I stopped buying coffee out because every time I handed over the cash I would think “I keep doing this and it might be the difference between dinner and not one day”
Little fucks… it ends up being the difference between an activity I need to pay for and the park most times but you never know.
I have the same mentality. I work to live, not live to work. It’s a great way to live a fulfilling life.
It only took me about a decade’s worth of effort, multiple degrees/certifications, and many many 50+ hour weeks (in some cases working 12on/12off for several months straight) to reach this point.
You’ve gotta pay your dues in this world.
This is a particularly timely subject for me as In dealing with a bunch of shit. Honestly J use to go out and drink and just try to take the hottest chick I could home. It was the only way I knew to get out of my own head when training just wasn’t enough. Now that aim supposed to be an adult I’m trying to get away from that behavior that’s great for a 21 year old… not so much for a 36 year old. Thanks to everyone for the great ideas.
I enjoyed the thread bump, too, and just bought one of the books mentioned upthread.
@dchris, your response to this reads almost like a definition of anxiety to me, or maybe I’m overlaying my own tendency to loop through potential negative outcomes without any real way to mitigate risk. Certainly Seneca is right in terms of maintaining fitness as a soldier, but how do you fortify through hypervigilance without increasing stress?
As my wife put it this weekend, I am immune to anxiety. lol! Although, I haven’t always been this way. In HS and college, i suffered from severe allegraphobia (fear of being late). It was so bad that I would wake up at 3am to get ready for class at 830. I’d then arrive at 630 to make sure I got a spot, then sit in my car tired and nervous about missing class.

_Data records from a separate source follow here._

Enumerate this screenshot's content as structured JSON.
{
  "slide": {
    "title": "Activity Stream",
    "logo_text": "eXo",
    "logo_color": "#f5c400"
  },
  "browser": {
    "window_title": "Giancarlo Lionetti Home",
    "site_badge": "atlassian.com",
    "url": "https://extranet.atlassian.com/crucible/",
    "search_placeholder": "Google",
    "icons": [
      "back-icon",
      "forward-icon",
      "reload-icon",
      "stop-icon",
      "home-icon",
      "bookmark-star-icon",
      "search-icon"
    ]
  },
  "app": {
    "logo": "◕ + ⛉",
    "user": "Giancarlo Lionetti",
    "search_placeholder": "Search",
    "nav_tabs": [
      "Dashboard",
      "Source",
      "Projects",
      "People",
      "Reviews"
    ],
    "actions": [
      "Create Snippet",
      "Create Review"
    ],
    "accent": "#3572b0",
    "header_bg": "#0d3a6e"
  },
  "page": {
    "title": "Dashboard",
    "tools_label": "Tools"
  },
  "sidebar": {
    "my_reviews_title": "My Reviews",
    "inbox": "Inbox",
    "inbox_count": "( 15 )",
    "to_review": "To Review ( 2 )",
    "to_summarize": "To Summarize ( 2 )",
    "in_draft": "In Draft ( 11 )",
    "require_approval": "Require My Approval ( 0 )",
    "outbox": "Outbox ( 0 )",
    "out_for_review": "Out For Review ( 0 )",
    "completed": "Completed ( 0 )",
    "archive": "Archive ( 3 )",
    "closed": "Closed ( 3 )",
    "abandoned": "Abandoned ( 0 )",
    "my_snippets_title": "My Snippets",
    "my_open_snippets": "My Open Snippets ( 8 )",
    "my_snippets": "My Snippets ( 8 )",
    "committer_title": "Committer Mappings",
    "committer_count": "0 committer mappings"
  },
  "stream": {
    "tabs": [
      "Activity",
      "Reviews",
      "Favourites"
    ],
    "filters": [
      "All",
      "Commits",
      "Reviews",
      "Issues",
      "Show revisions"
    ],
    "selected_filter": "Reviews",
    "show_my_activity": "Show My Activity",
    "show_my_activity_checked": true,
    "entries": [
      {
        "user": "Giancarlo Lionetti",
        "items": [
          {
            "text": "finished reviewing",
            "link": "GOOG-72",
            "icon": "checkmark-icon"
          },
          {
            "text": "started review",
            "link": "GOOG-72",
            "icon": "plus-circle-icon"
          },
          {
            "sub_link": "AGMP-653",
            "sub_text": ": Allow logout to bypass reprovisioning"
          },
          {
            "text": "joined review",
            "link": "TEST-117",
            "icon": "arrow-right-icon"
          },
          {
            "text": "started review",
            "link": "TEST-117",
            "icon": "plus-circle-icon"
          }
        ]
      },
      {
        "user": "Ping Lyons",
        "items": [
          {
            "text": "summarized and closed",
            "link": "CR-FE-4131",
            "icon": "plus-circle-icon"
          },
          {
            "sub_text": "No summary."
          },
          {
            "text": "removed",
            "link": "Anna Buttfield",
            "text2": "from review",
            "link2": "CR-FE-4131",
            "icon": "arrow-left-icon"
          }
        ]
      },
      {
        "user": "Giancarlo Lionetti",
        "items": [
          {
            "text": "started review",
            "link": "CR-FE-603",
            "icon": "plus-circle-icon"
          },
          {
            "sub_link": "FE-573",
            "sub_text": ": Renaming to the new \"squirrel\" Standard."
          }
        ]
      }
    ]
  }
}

All that to say, I haven’t always had this immunity. I believe the difference between what you mention below and Seneca is the purpose of running the scenarios through your head. An anxious person does it without control or a tamed mind. Whereas, when I intentionally sit down and ask myself what are the possible options:
- What are the possible outcomes (list possibilities)
What is my responsibility in this?
What power do I have to change this outcome?
If I can’t change this outcome from possibly occurring, how shall I respond?
Do I have responsibility for informing person, group, etc. this may happen?
Then, continue with each future possibility. I can give actual examples, but I have to prep for a conference call.
I’m late but I want to jump on this bandwagon.
I am fairly early in my career, but for about four years I worked 11+ hour days and was at the beck and call of my company. For a silly example- I worked the entire day on Super Bowl Sunday three years ago, and worked the entire day the day before that.
But it earned me quite a bit of good-will from my co-worker and bosses and had its benefits. My pay is equivalent to those with double my work experience. I am the only one in my group to survive an acquisition, and I was the junior member.
Now I work 5-6 hour days and off-load most work onto contractors. I only have to put in real hours if I cannot get a contractor to do it. The hardest part of my day now is now is finding more efficient ways to offload my work to contractors while also making myself the only person who can manage the system I’m trying to build. It’d be suicide for me to make it so efficient that anyone can do what I’m doing now.
I firmly believe in the notion of paying your dues, but with an important caveat- Your work needs to be visible to your employee/superiors and you need bosses who aren’t horrible human beings and can appreciate your work, even if it may seem like industry standard.
On the actual topic- I enjoyed playing mindless video games (like Diablo 3) while watching stuff on Youtube with what free time I had. I occasionally read popular non-fiction books.
It felt nice to turn my brain off.
Nowadays, I have too much free-time and mindless video gaming and Youtube are getting tedious. I need an actual hobby. I now have the time to actually have a life, and I don’t know what to do with it.